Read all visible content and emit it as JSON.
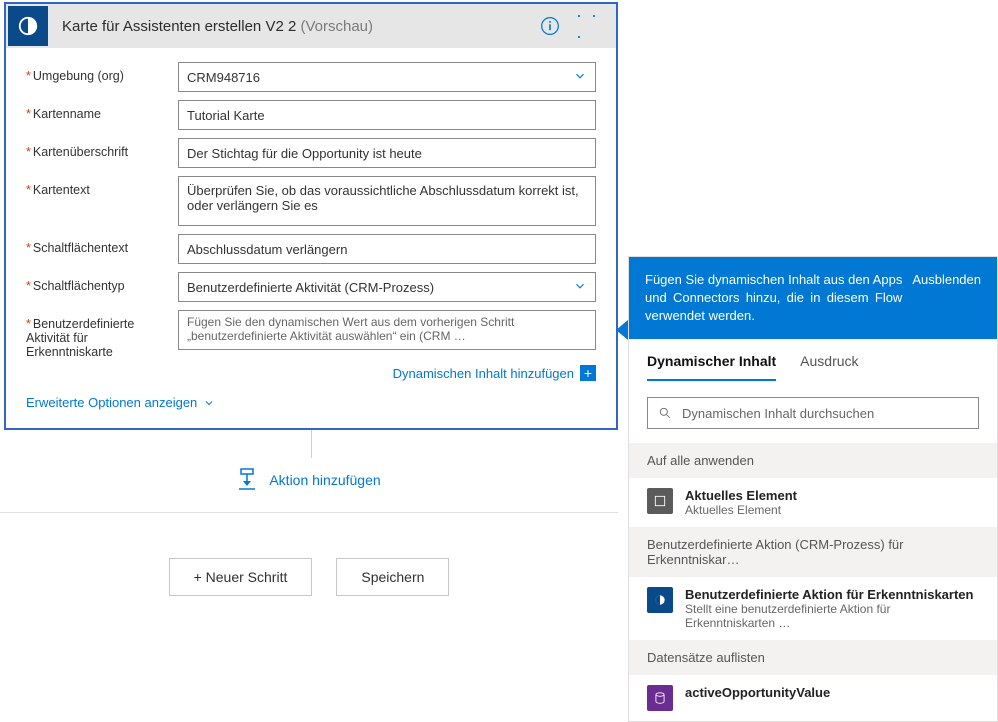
{
  "card": {
    "title": "Karte für Assistenten erstellen V2 2",
    "preview_label": "(Vorschau)",
    "fields": {
      "env_label": "Umgebung (org)",
      "env_value": "CRM948716",
      "name_label": "Kartenname",
      "name_value": "Tutorial Karte",
      "header_label": "Kartenüberschrift",
      "header_value": "Der Stichtag für die Opportunity ist heute",
      "text_label": "Kartentext",
      "text_value": "Überprüfen Sie, ob das voraussichtliche Abschlussdatum korrekt ist, oder verlängern Sie es",
      "btn_text_label": "Schaltflächentext",
      "btn_text_value": "Abschlussdatum verlängern",
      "btn_type_label": "Schaltflächentyp",
      "btn_type_value": "Benutzerdefinierte Aktivität (CRM-Prozess)",
      "custom_label": "Benutzerdefinierte Aktivität für Erkenntniskarte",
      "custom_placeholder": "Fügen Sie den dynamischen Wert aus dem vorherigen Schritt „benutzerdefinierte Aktivität auswählen“ ein (CRM …"
    },
    "dynamic_link": "Dynamischen Inhalt hinzufügen",
    "advanced": "Erweiterte Optionen anzeigen"
  },
  "add_action_label": "Aktion hinzufügen",
  "bottom": {
    "new_step": "+ Neuer Schritt",
    "save": "Speichern"
  },
  "right": {
    "banner_text": "Fügen Sie dynamischen Inhalt aus den Apps und Connectors hinzu, die in diesem Flow verwendet werden.",
    "hide_label": "Ausblenden",
    "tab_dynamic": "Dynamischer Inhalt",
    "tab_expression": "Ausdruck",
    "search_placeholder": "Dynamischen Inhalt durchsuchen",
    "sections": {
      "s1": "Auf alle anwenden",
      "s2": "Benutzerdefinierte Aktion (CRM-Prozess) für Erkenntniskar…",
      "s3": "Datensätze auflisten"
    },
    "items": {
      "i1_title": "Aktuelles Element",
      "i1_sub": "Aktuelles Element",
      "i2_title": "Benutzerdefinierte Aktion für Erkenntniskarten",
      "i2_sub": "Stellt eine benutzerdefinierte Aktion für Erkenntniskarten …",
      "i3_title": "activeOpportunityValue"
    }
  }
}
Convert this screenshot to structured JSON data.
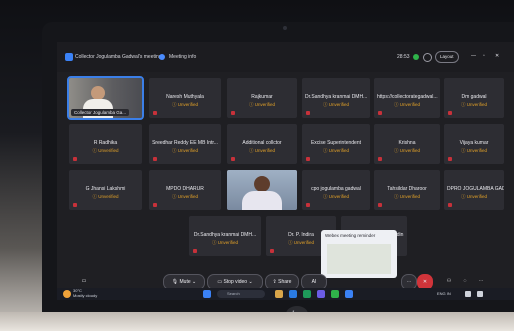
{
  "window": {
    "tab_meeting": "Collector Jogulamba Gadwal's meeting",
    "tab_info": "Meeting info",
    "timer": "28:53",
    "layout_label": "Layout"
  },
  "participants": [
    {
      "name": "Collector Jogulamba Ga...",
      "status": "",
      "video": true
    },
    {
      "name": "Naresh Muthyala",
      "status": "Unverified"
    },
    {
      "name": "Rajkumar",
      "status": "Unverified"
    },
    {
      "name": "Dr.Sandhya kranmai DMH...",
      "status": "Unverified"
    },
    {
      "name": "https://collectorategadwal...",
      "status": "Unverified"
    },
    {
      "name": "Dm gadwal",
      "status": "Unverified"
    },
    {
      "name": "R Radhika",
      "status": "Unverified"
    },
    {
      "name": "Sreedhar Reddy EE MB Intr...",
      "status": "Unverified"
    },
    {
      "name": "Additional collctor",
      "status": "Unverified"
    },
    {
      "name": "Excise Superintendent",
      "status": "Unverified"
    },
    {
      "name": "Krishna",
      "status": "Unverified"
    },
    {
      "name": "Vijaya kumar",
      "status": "Unverified"
    },
    {
      "name": "G Jhansi Lakshmi",
      "status": "Unverified"
    },
    {
      "name": "MPDO DHARUR",
      "status": "Unverified"
    },
    {
      "name": "",
      "status": "",
      "video": true
    },
    {
      "name": "cpo jogulamba gadwal",
      "status": "Unverified"
    },
    {
      "name": "Tahsildar Dharoor",
      "status": "Unverified"
    },
    {
      "name": "DPRO JOGULAMBA GADWAL",
      "status": "Unverified"
    },
    {
      "name": "Dr.Sandhya kranmai DMH...",
      "status": "Unverified"
    },
    {
      "name": "Dr. P. Indira",
      "status": "Unverified"
    },
    {
      "name": "Mohammed Raheemuddin",
      "status": "Unverified"
    }
  ],
  "toast": {
    "title": "Webex meeting reminder"
  },
  "controls": {
    "mute": "Mute",
    "stop_video": "Stop video",
    "share": "Share",
    "ai": "AI"
  },
  "taskbar": {
    "weather_temp": "30°C",
    "weather_desc": "Mostly cloudy",
    "search_placeholder": "Search",
    "lang": "ENG IN"
  }
}
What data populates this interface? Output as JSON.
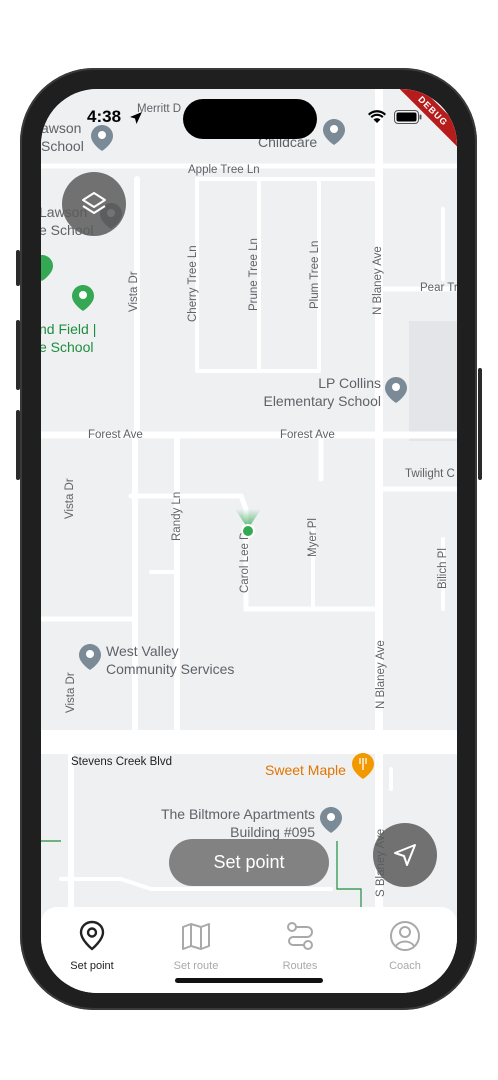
{
  "status_bar": {
    "time": "4:38"
  },
  "debug_banner": "DEBUG",
  "map": {
    "pois": [
      {
        "id": "lawson-school-top",
        "lines": [
          "awson",
          "School"
        ],
        "style": "gray"
      },
      {
        "id": "childcare",
        "lines": [
          "Childcare"
        ],
        "style": "gray"
      },
      {
        "id": "lawson-school-left",
        "lines": [
          "Lawson",
          "e School"
        ],
        "style": "gray"
      },
      {
        "id": "field-school",
        "lines": [
          "nd Field |",
          "e School"
        ],
        "style": "green"
      },
      {
        "id": "lp-collins",
        "lines": [
          "LP Collins",
          "Elementary School"
        ],
        "style": "gray"
      },
      {
        "id": "west-valley",
        "lines": [
          "West Valley",
          "Community Services"
        ],
        "style": "gray"
      },
      {
        "id": "sweet-maple",
        "lines": [
          "Sweet Maple"
        ],
        "style": "orange"
      },
      {
        "id": "biltmore",
        "lines": [
          "The Biltmore Apartments",
          "Building #095"
        ],
        "style": "gray"
      }
    ],
    "roads": {
      "merritt": "Merritt D",
      "apple_tree": "Apple Tree Ln",
      "vista_dr_top": "Vista Dr",
      "cherry_tree": "Cherry Tree Ln",
      "prune_tree": "Prune Tree Ln",
      "plum_tree": "Plum Tree Ln",
      "n_blaney_top": "N Blaney Ave",
      "pear_tree": "Pear Tr",
      "forest_ave_left": "Forest Ave",
      "forest_ave_right": "Forest Ave",
      "twilight": "Twilight C",
      "vista_dr_mid": "Vista Dr",
      "randy": "Randy Ln",
      "carol_lee": "Carol Lee D",
      "myer": "Myer Pl",
      "bilich": "Bilich Pl",
      "n_blaney_mid": "N Blaney Ave",
      "vista_dr_low": "Vista Dr",
      "stevens_creek": "Stevens Creek Blvd",
      "s_blaney": "S Blaney Ave"
    }
  },
  "set_point_label": "Set point",
  "nav": [
    {
      "id": "set-point",
      "label": "Set point",
      "icon": "map-pin-icon",
      "active": true
    },
    {
      "id": "set-route",
      "label": "Set route",
      "icon": "map-icon",
      "active": false
    },
    {
      "id": "routes",
      "label": "Routes",
      "icon": "routes-icon",
      "active": false
    },
    {
      "id": "coach",
      "label": "Coach",
      "icon": "user-circle-icon",
      "active": false
    }
  ],
  "colors": {
    "accent_green": "#34a853",
    "map_bg": "#eef0f2",
    "road": "#ffffff"
  }
}
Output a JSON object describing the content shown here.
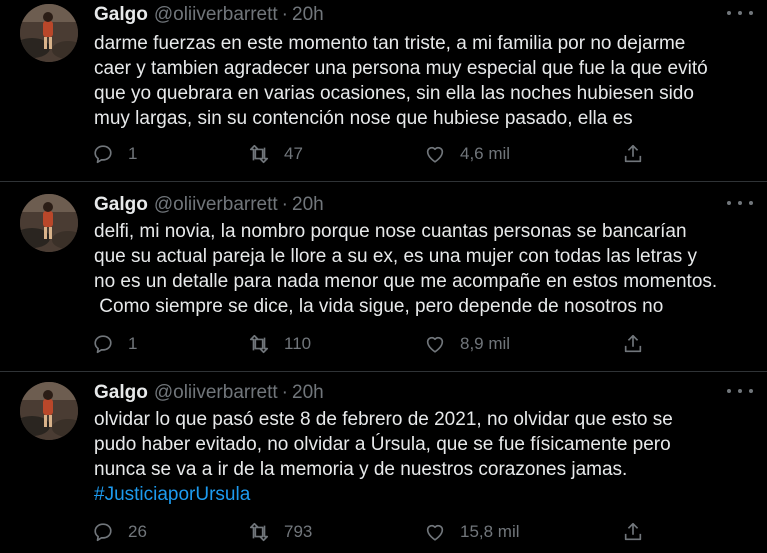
{
  "tweets": [
    {
      "name": "Galgo",
      "handle": "@oliiverbarrett",
      "separator": "·",
      "time": "20h",
      "lines": [
        "darme fuerzas en este momento tan triste, a mi familia por no dejarme",
        "caer y tambien agradecer una persona muy especial que fue la que evitó",
        "que yo quebrara en varias ocasiones, sin ella las noches hubiesen sido",
        "muy largas, sin su contención nose que hubiese pasado, ella es"
      ],
      "hashtag": "",
      "replies": "1",
      "retweets": "47",
      "likes": "4,6 mil"
    },
    {
      "name": "Galgo",
      "handle": "@oliiverbarrett",
      "separator": "·",
      "time": "20h",
      "lines": [
        "delfi, mi novia, la nombro porque nose cuantas personas se bancarían",
        "que su actual pareja le llore a su ex, es una mujer con todas las letras y",
        "no es un detalle para nada menor que me acompañe en estos momentos.",
        " Como siempre se dice, la vida sigue, pero depende de nosotros no"
      ],
      "hashtag": "",
      "replies": "1",
      "retweets": "110",
      "likes": "8,9 mil"
    },
    {
      "name": "Galgo",
      "handle": "@oliiverbarrett",
      "separator": "·",
      "time": "20h",
      "lines": [
        "olvidar lo que pasó este 8 de febrero de 2021, no olvidar que esto se",
        "pudo haber evitado, no olvidar a Úrsula, que se fue físicamente pero",
        "nunca se va a ir de la memoria y de nuestros corazones jamas."
      ],
      "hashtag": "#JusticiaporUrsula",
      "replies": "26",
      "retweets": "793",
      "likes": "15,8 mil"
    }
  ],
  "icons": {
    "reply": "reply-icon",
    "retweet": "retweet-icon",
    "like": "heart-icon",
    "share": "share-icon",
    "more": "more-icon"
  },
  "colors": {
    "background": "#000000",
    "text": "#e7e9ea",
    "secondary": "#71767b",
    "link": "#1d9bf0",
    "divider": "#2f3336"
  }
}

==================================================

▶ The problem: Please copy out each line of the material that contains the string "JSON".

▶ Response for this exercise:
Read all visible content and emit it as JSON.
Convert this screenshot to structured JSON data.
What data populates this interface? Output as JSON.
Output a JSON object describing the content shown here.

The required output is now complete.